It saved my life, literally! so yeah guess that’s as good a reason as any.
I love my stoma. Bertie has given me back my confidence and my life.
I got Bertie because of a random fistula that couldn’t be healed. I mentally struggled with this and the constant leaking of faeces from the wrong place. It was painful, embarrassing, and to be honest, dehumanising.
Although Bertie has caused me some problems I’m much happier with him than the alternative.
It allows me to get on with my life and do the things I like to do. My big passion is Motorbiking with my Daughter.
I’d like to wrap up this blog by inviting you to join the Fittleworth Ostomate Group, if you haven’t already. My hope is that sharing and learning from others in the community can help you, just as much as it’s helped me!
About the advice and opinions of our bloggers

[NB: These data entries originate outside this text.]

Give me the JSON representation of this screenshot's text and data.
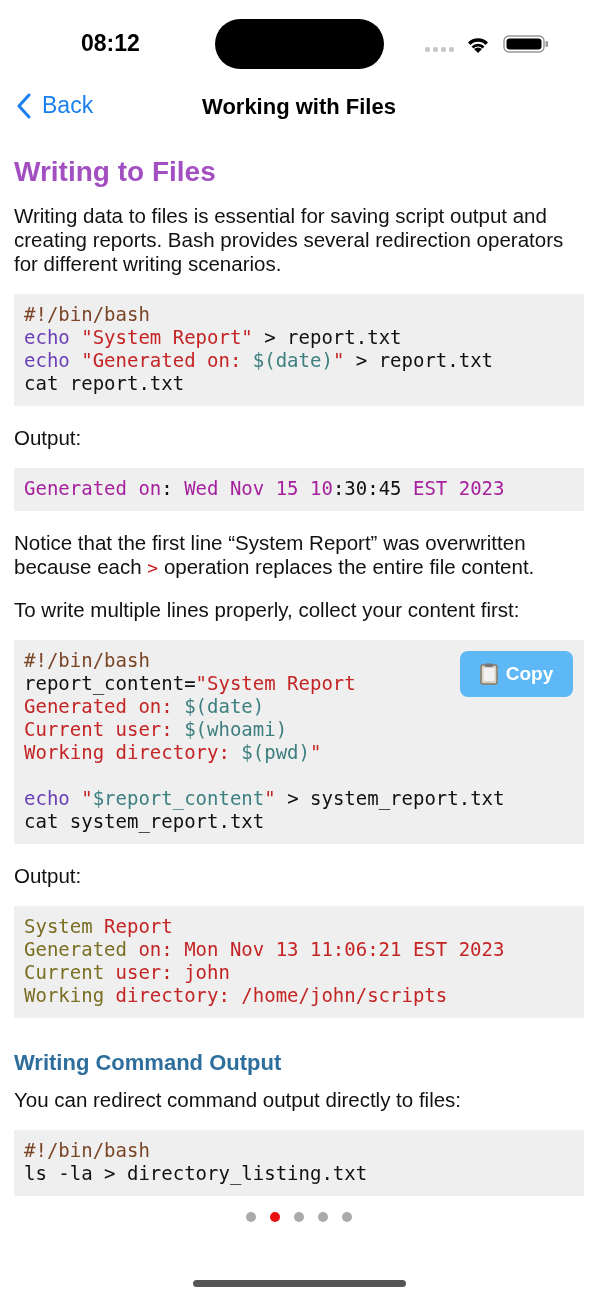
{
  "status_bar": {
    "time": "08:12"
  },
  "nav": {
    "back": "Back",
    "title": "Working with Files"
  },
  "content": [
    {
      "kind": "heading",
      "text": "Writing to Files"
    },
    {
      "kind": "paragraph",
      "segments": [
        {
          "kind": "plain",
          "text": "Writing data to files is essential for saving script output and creating reports. Bash provides several redirection operators for different writing scenarios."
        }
      ]
    },
    {
      "kind": "code",
      "groups": [
        [
          [
            {
              "kind": "comment",
              "text": "#!/bin/bash"
            }
          ],
          [
            {
              "kind": "keyword",
              "text": "echo"
            },
            {
              "kind": "string",
              "text": " \"System Report\""
            },
            {
              "kind": "plain",
              "text": " > report.txt"
            }
          ],
          [
            {
              "kind": "keyword",
              "text": "echo"
            },
            {
              "kind": "string",
              "text": " \"Generated on: "
            },
            {
              "kind": "subst",
              "text": "$(date)"
            },
            {
              "kind": "string",
              "text": "\""
            },
            {
              "kind": "plain",
              "text": " > report.txt"
            }
          ],
          [
            {
              "kind": "plain",
              "text": "cat report.txt"
            }
          ]
        ]
      ]
    },
    {
      "kind": "paragraph",
      "segments": [
        {
          "kind": "plain",
          "text": "Output:"
        }
      ]
    },
    {
      "kind": "code",
      "groups": [
        [
          [
            {
              "kind": "magenta",
              "text": "Generated on"
            },
            {
              "kind": "plain",
              "text": ": "
            },
            {
              "kind": "magenta",
              "text": "Wed Nov 15 10"
            },
            {
              "kind": "plain",
              "text": ":30:45 "
            },
            {
              "kind": "magenta",
              "text": "EST 2023"
            }
          ]
        ]
      ]
    },
    {
      "kind": "paragraph",
      "segments": [
        {
          "kind": "plain",
          "text": "Notice that the first line “System Report” was overwritten because each "
        },
        {
          "kind": "code",
          "text": ">"
        },
        {
          "kind": "plain",
          "text": " operation replaces the entire file content."
        }
      ]
    },
    {
      "kind": "paragraph",
      "segments": [
        {
          "kind": "plain",
          "text": "To write multiple lines properly, collect your content first:"
        }
      ]
    },
    {
      "kind": "code",
      "copy_button": "Copy",
      "groups": [
        [
          [
            {
              "kind": "comment",
              "text": "#!/bin/bash"
            }
          ],
          [
            {
              "kind": "plain",
              "text": "report_content="
            },
            {
              "kind": "string",
              "text": "\"System Report"
            }
          ],
          [
            {
              "kind": "string",
              "text": "Generated on: "
            },
            {
              "kind": "subst",
              "text": "$(date)"
            }
          ],
          [
            {
              "kind": "string",
              "text": "Current user: "
            },
            {
              "kind": "subst",
              "text": "$(whoami)"
            }
          ],
          [
            {
              "kind": "string",
              "text": "Working directory: "
            },
            {
              "kind": "subst",
              "text": "$(pwd)"
            },
            {
              "kind": "string",
              "text": "\""
            }
          ]
        ],
        [
          [
            {
              "kind": "keyword",
              "text": "echo"
            },
            {
              "kind": "string",
              "text": " \""
            },
            {
              "kind": "subst",
              "text": "$report_content"
            },
            {
              "kind": "string",
              "text": "\""
            },
            {
              "kind": "plain",
              "text": " > system_report.txt"
            }
          ],
          [
            {
              "kind": "plain",
              "text": "cat system_report.txt"
            }
          ]
        ]
      ]
    },
    {
      "kind": "paragraph",
      "segments": [
        {
          "kind": "plain",
          "text": "Output:"
        }
      ]
    },
    {
      "kind": "code",
      "groups": [
        [
          [
            {
              "kind": "olive",
              "text": "System"
            },
            {
              "kind": "string",
              "text": " Report"
            }
          ],
          [
            {
              "kind": "olive",
              "text": "Generated"
            },
            {
              "kind": "string",
              "text": " on: Mon Nov 13 11:06:21 EST 2023"
            }
          ],
          [
            {
              "kind": "olive",
              "text": "Current"
            },
            {
              "kind": "string",
              "text": " user: john"
            }
          ],
          [
            {
              "kind": "olive",
              "text": "Working"
            },
            {
              "kind": "string",
              "text": " directory: /home/john/scripts"
            }
          ]
        ]
      ]
    },
    {
      "kind": "subheading",
      "text": "Writing Command Output"
    },
    {
      "kind": "paragraph",
      "segments": [
        {
          "kind": "plain",
          "text": "You can redirect command output directly to files:"
        }
      ]
    },
    {
      "kind": "code",
      "groups": [
        [
          [
            {
              "kind": "comment",
              "text": "#!/bin/bash"
            }
          ],
          [
            {
              "kind": "plain",
              "text": "ls -la > directory_listing.txt"
            }
          ]
        ]
      ]
    }
  ],
  "page_dots": [
    {
      "selected": false
    },
    {
      "selected": true
    },
    {
      "selected": false
    },
    {
      "selected": false
    },
    {
      "selected": false
    }
  ]
}
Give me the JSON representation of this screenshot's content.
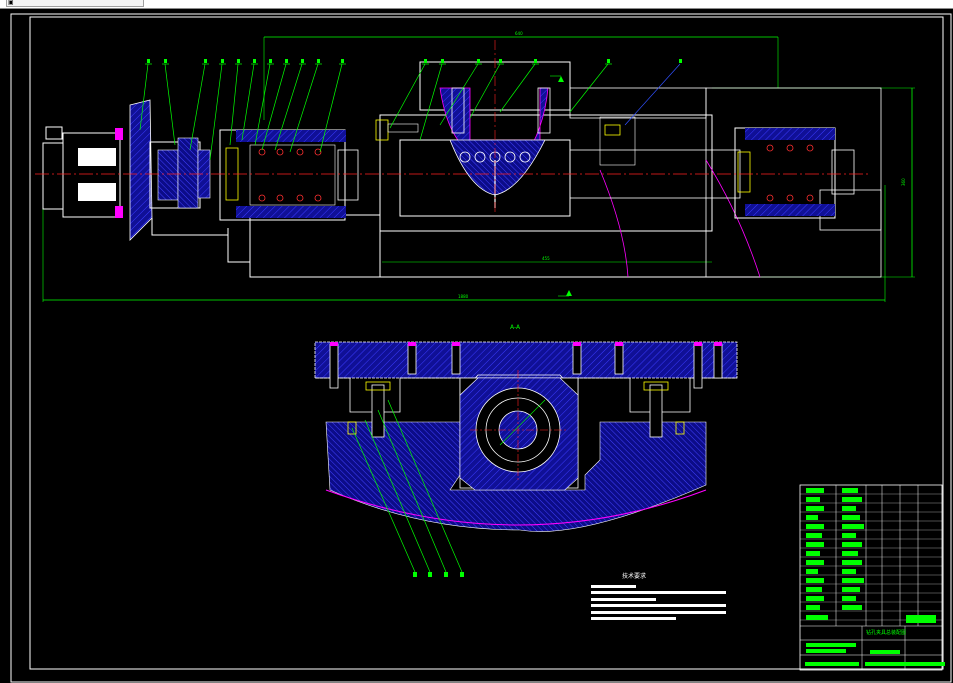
{
  "app": {
    "tab_title": "",
    "tab_icon": "drawing-file-icon"
  },
  "drawing": {
    "section_label": "A-A",
    "top_dimension": "640",
    "overall_length": "1880",
    "right_height": "360",
    "center_length": "455",
    "notes_title": "技术要求",
    "balloon_count_top": 17,
    "balloon_count_bottom": 4
  },
  "title_block": {
    "drawing_name": "钻孔夹具总装配图",
    "school": "",
    "scale": ""
  },
  "colors": {
    "background": "#000000",
    "frame": "#ffffff",
    "outline": "#ffffff",
    "dimension": "#00ff00",
    "leader": "#00ff00",
    "hatch": "#1e1ec8",
    "fill_dark": "#1010a0",
    "center_line": "#ff2020",
    "magenta": "#ff00ff",
    "cyan": "#00ffff",
    "yellow": "#ffff00",
    "title_text": "#00ff00"
  }
}
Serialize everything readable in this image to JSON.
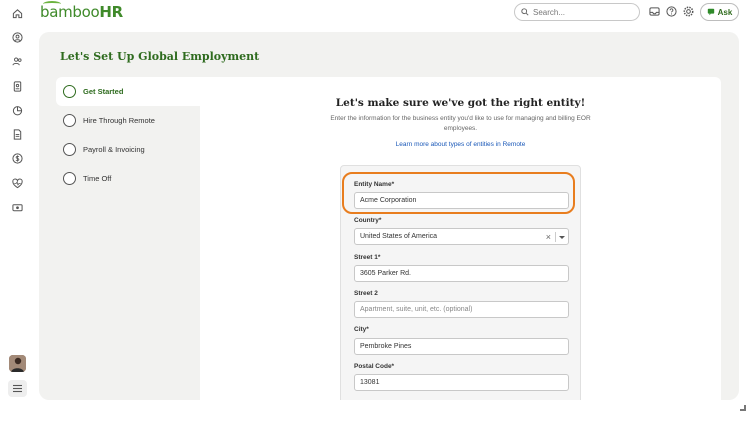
{
  "app": {
    "logo_text": "bamboo",
    "logo_suffix": "HR"
  },
  "topbar": {
    "search_placeholder": "Search...",
    "ask_label": "Ask"
  },
  "panel": {
    "title": "Let's Set Up Global Employment"
  },
  "steps": [
    {
      "label": "Get Started",
      "active": true
    },
    {
      "label": "Hire Through Remote",
      "active": false
    },
    {
      "label": "Payroll & Invoicing",
      "active": false
    },
    {
      "label": "Time Off",
      "active": false
    }
  ],
  "content": {
    "heading": "Let's make sure we've got the right entity!",
    "subtext": "Enter the information for the business entity you'd like to use for managing and billing EOR employees.",
    "learn_link": "Learn more about types of entities in Remote"
  },
  "form": {
    "entity_name": {
      "label": "Entity Name*",
      "value": "Acme Corporation"
    },
    "country": {
      "label": "Country*",
      "value": "United States of America"
    },
    "street1": {
      "label": "Street 1*",
      "value": "3605 Parker Rd."
    },
    "street2": {
      "label": "Street 2",
      "placeholder": "Apartment, suite, unit, etc. (optional)"
    },
    "city": {
      "label": "City*",
      "value": "Pembroke Pines"
    },
    "postal_code": {
      "label": "Postal Code*",
      "value": "13081"
    }
  },
  "colors": {
    "brand_green": "#2e6b1e",
    "highlight_orange": "#e87d1e",
    "link_blue": "#1a58b8"
  }
}
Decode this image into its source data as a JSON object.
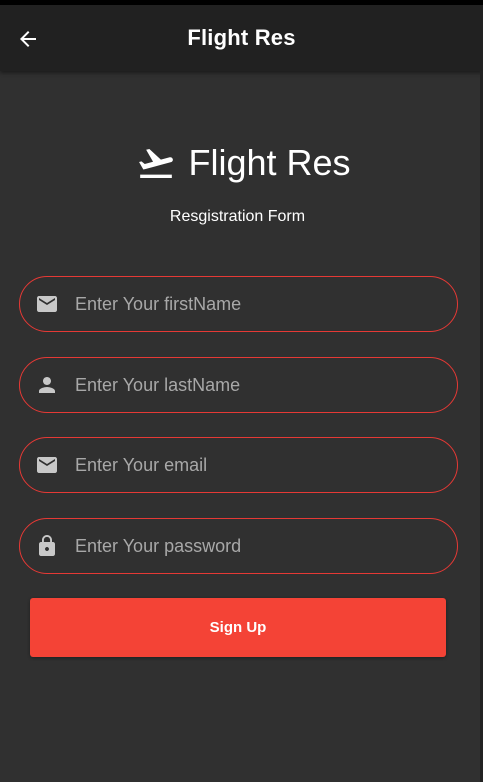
{
  "app_bar": {
    "title": "Flight Res",
    "back_icon": "arrow-back-icon"
  },
  "logo": {
    "icon": "flight-takeoff-icon",
    "text": "Flight Res"
  },
  "form": {
    "subtitle": "Resgistration Form",
    "fields": [
      {
        "icon": "mail-icon",
        "placeholder": "Enter Your firstName",
        "value": ""
      },
      {
        "icon": "person-icon",
        "placeholder": "Enter Your lastName",
        "value": ""
      },
      {
        "icon": "mail-icon",
        "placeholder": "Enter Your email",
        "value": ""
      },
      {
        "icon": "lock-icon",
        "placeholder": "Enter Your password",
        "value": ""
      }
    ],
    "submit_label": "Sign Up"
  },
  "colors": {
    "background": "#303030",
    "app_bar": "#212121",
    "accent": "#f44336",
    "field_border": "#e53935",
    "placeholder": "#a8a8a8"
  }
}
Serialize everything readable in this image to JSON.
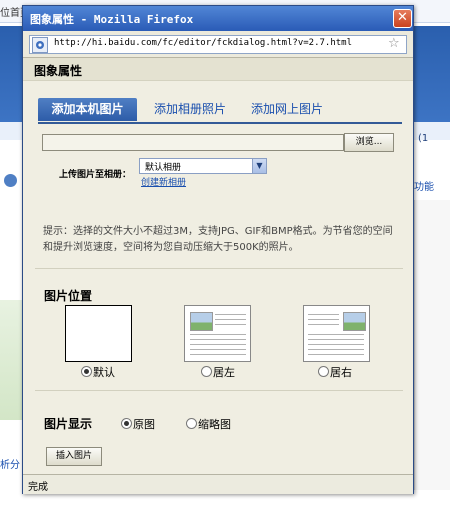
{
  "background": {
    "top_left_text": "位首页",
    "right_number": "(1",
    "right_link": "功能",
    "left_bottom_text": "析分"
  },
  "window": {
    "title": "图象属性 - Mozilla Firefox",
    "close_glyph": "✕",
    "url": "http://hi.baidu.com/fc/editor/fckdialog.html?v=2.7.html",
    "star_glyph": "☆"
  },
  "dialog": {
    "heading": "图象属性",
    "tabs": [
      "添加本机图片",
      "添加相册照片",
      "添加网上图片"
    ],
    "active_tab": 0,
    "file_input_value": "",
    "browse_label": "浏览...",
    "upload_label": "上传图片至相册：",
    "album_selected": "默认相册",
    "create_album_link": "创建新相册",
    "hint": "提示：选择的文件大小不超过3M，支持JPG、GIF和BMP格式。为节省您的空间和提升浏览速度，空间将为您自动压缩大于500K的照片。",
    "position_title": "图片位置",
    "position_options": [
      "默认",
      "居左",
      "居右"
    ],
    "position_selected": "默认",
    "display_title": "图片显示",
    "display_options": [
      "原图",
      "缩略图"
    ],
    "display_selected": "原图",
    "insert_label": "插入图片"
  },
  "status": {
    "text": "完成"
  },
  "colors": {
    "titlebar": "#2a5bb6",
    "active_tab": "#2d5ca8",
    "window_bg": "#f0eee2",
    "link": "#1a4fae"
  }
}
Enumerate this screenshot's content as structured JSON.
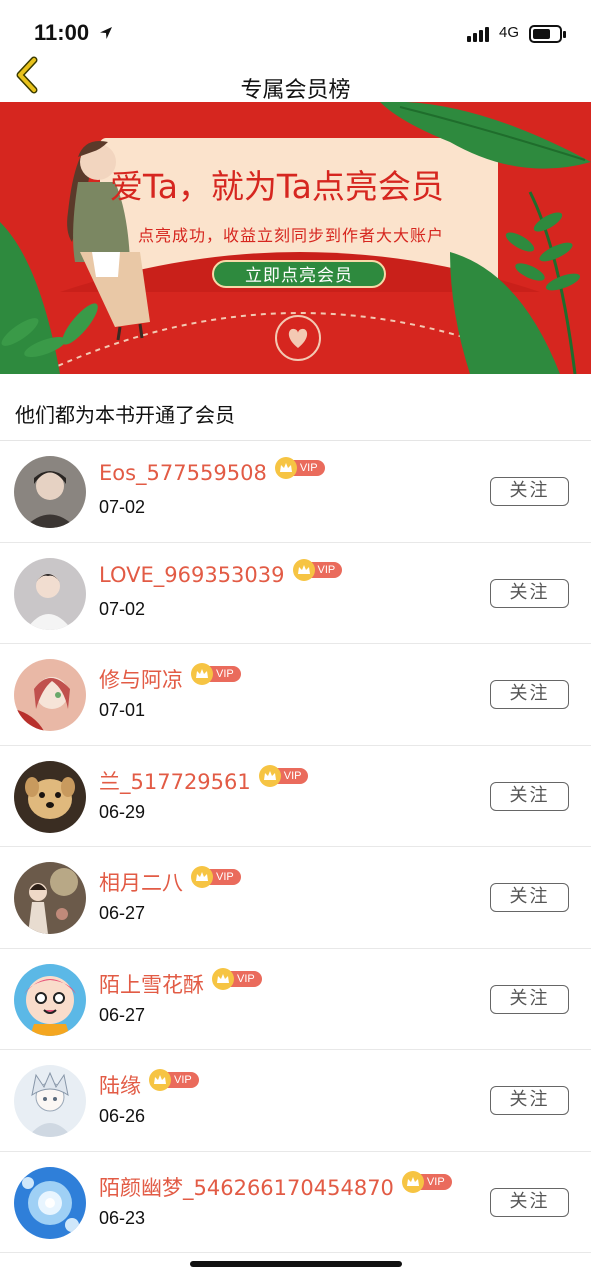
{
  "status_bar": {
    "time": "11:00",
    "network": "4G"
  },
  "nav": {
    "title": "专属会员榜",
    "back_icon": "chevron-left-icon",
    "back_color": "#e8c21c"
  },
  "banner": {
    "slogan": "爱Ta，就为Ta点亮会员",
    "subtitle": "点亮成功，收益立刻同步到作者大大账户",
    "cta_label": "立即点亮会员",
    "background": "#d6261f",
    "accent": "#2e8a3e"
  },
  "section": {
    "title": "他们都为本书开通了会员"
  },
  "vip_badge": {
    "label": "VIP",
    "icon": "crown-icon"
  },
  "follow_label": "关注",
  "members": [
    {
      "name": "Eos_577559508",
      "date": "07-02",
      "avatar_color": "#8a8580"
    },
    {
      "name": "LOVE_969353039",
      "date": "07-02",
      "avatar_color": "#c9c6c8"
    },
    {
      "name": "修与阿凉",
      "date": "07-01",
      "avatar_color": "#e9b8a6"
    },
    {
      "name": "兰_517729561",
      "date": "06-29",
      "avatar_color": "#3a2d22"
    },
    {
      "name": "相月二八",
      "date": "06-27",
      "avatar_color": "#6b5a4a"
    },
    {
      "name": "陌上雪花酥",
      "date": "06-27",
      "avatar_color": "#5bb8e6"
    },
    {
      "name": "陆缘",
      "date": "06-26",
      "avatar_color": "#e8eef4"
    },
    {
      "name": "陌颜幽梦_546266170454870",
      "date": "06-23",
      "avatar_color": "#2f7fd9"
    }
  ]
}
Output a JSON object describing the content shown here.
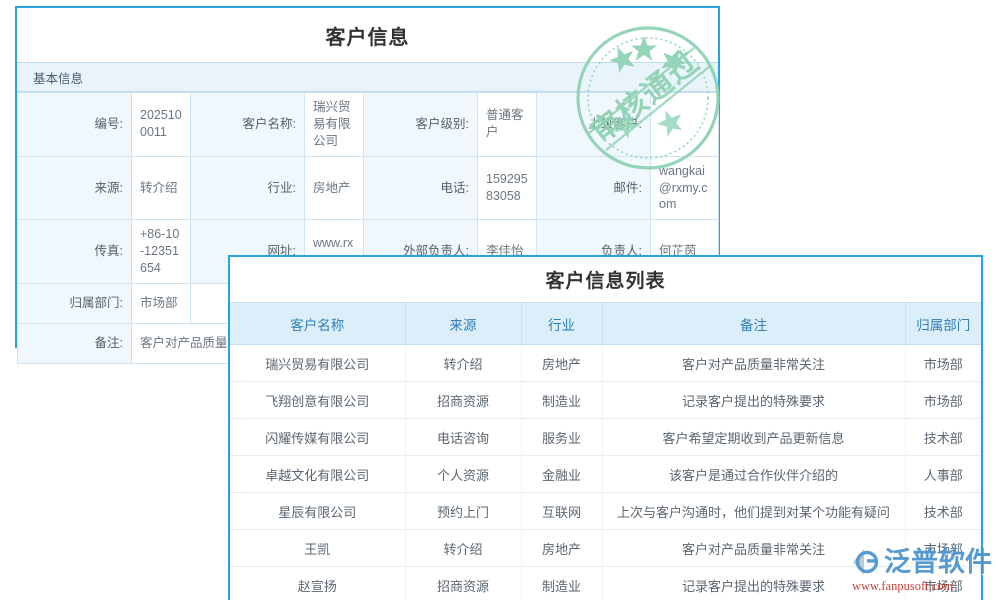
{
  "detail": {
    "title": "客户信息",
    "section_label": "基本信息",
    "rows": [
      [
        {
          "label": "编号:",
          "value": "2025100011"
        },
        {
          "label": "客户名称:",
          "value": "瑞兴贸易有限公司"
        },
        {
          "label": "客户级别:",
          "value": "普通客户"
        },
        {
          "label": "上级客户:",
          "value": ""
        }
      ],
      [
        {
          "label": "来源:",
          "value": "转介绍"
        },
        {
          "label": "行业:",
          "value": "房地产"
        },
        {
          "label": "电话:",
          "value": "15929583058"
        },
        {
          "label": "邮件:",
          "value": "wangkai@rxmy.com"
        }
      ],
      [
        {
          "label": "传真:",
          "value": "+86-10-12351654"
        },
        {
          "label": "网址:",
          "value": "www.rxm"
        },
        {
          "label": "外部负责人:",
          "value": "李佳怡"
        },
        {
          "label": "负责人:",
          "value": "何芷茵"
        }
      ],
      [
        {
          "label": "归属部门:",
          "value": "市场部"
        },
        {
          "label": "",
          "value": ""
        },
        {
          "label": "",
          "value": ""
        },
        {
          "label": "",
          "value": ""
        }
      ],
      [
        {
          "label": "备注:",
          "value": "客户对产品质量非"
        },
        {
          "label": "",
          "value": ""
        },
        {
          "label": "",
          "value": ""
        },
        {
          "label": "",
          "value": ""
        }
      ]
    ]
  },
  "stamp": {
    "text": "审核通过",
    "color": "#8fd3b4"
  },
  "list": {
    "title": "客户信息列表",
    "columns": [
      "客户名称",
      "来源",
      "行业",
      "备注",
      "归属部门"
    ],
    "rows": [
      {
        "name": "瑞兴贸易有限公司",
        "source": "转介绍",
        "industry": "房地产",
        "note": "客户对产品质量非常关注",
        "dept": "市场部"
      },
      {
        "name": "飞翔创意有限公司",
        "source": "招商资源",
        "industry": "制造业",
        "note": "记录客户提出的特殊要求",
        "dept": "市场部"
      },
      {
        "name": "闪耀传媒有限公司",
        "source": "电话咨询",
        "industry": "服务业",
        "note": "客户希望定期收到产品更新信息",
        "dept": "技术部"
      },
      {
        "name": "卓越文化有限公司",
        "source": "个人资源",
        "industry": "金融业",
        "note": "该客户是通过合作伙伴介绍的",
        "dept": "人事部"
      },
      {
        "name": "星辰有限公司",
        "source": "预约上门",
        "industry": "互联网",
        "note": "上次与客户沟通时，他们提到对某个功能有疑问",
        "dept": "技术部"
      },
      {
        "name": "王凯",
        "source": "转介绍",
        "industry": "房地产",
        "note": "客户对产品质量非常关注",
        "dept": "市场部"
      },
      {
        "name": "赵宣扬",
        "source": "招商资源",
        "industry": "制造业",
        "note": "记录客户提出的特殊要求",
        "dept": "市场部"
      }
    ]
  },
  "brand": {
    "name": "泛普软件",
    "url": "www.fanpusoft.com",
    "accent": "#4a93cf"
  },
  "theme": {
    "panel_border": "#29a3e0",
    "header_bg": "#ddeefb",
    "header_text": "#2f7fb5",
    "dept_link": "#3a90d4"
  }
}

We hope you enjoyed this article from our guest blogger. They are expressing their views or knowledge on a topic because of their experience & background. Some of the opinions expressed may not reflect the views of Fittleworth or your NHS professional.
It goes without saying, but this is not clinical advice. Each person will have an individual set of medical factors to consider. So please do not to make significant changes to your diet, exercise or treatments before consulting with an NHS professional.
Sahara was admitted to hospital and diagnosed with Ulcerative Colitis at the age of 19, after just two weeks of being incredibly unwell. One week later, she had emergency surgery to remove her colon and rectum, and had her first ileostomy. A turbulent journey followed; a multitude of treatments, complications, seven surgeries, a failed J-Pouch, and three ileostomies later, she is living with a permanent stoma and is a pro-active IBD and ostomy advocate.
Sahara joined the online IBD and ostomy community in 2014, and it very quickly became apparent to her that whilst awareness is important, even more important than that is providing support to others as they navigate the stormy waters of life with IBD, or an ostomy.
She runs #IBDSuperHeroes fundraising and awareness campaign, and the Facebook support group. She is a blogger for InflammatortyBowelDisease.net and an IBD Patient Consultant for merakoi – bridging the gap between patients and healthcare. She gets involved with research whenever she can, and is a volunteer for Cure Crohn’s Colitis, where she donates her time and expertise in social media marketing and content creation.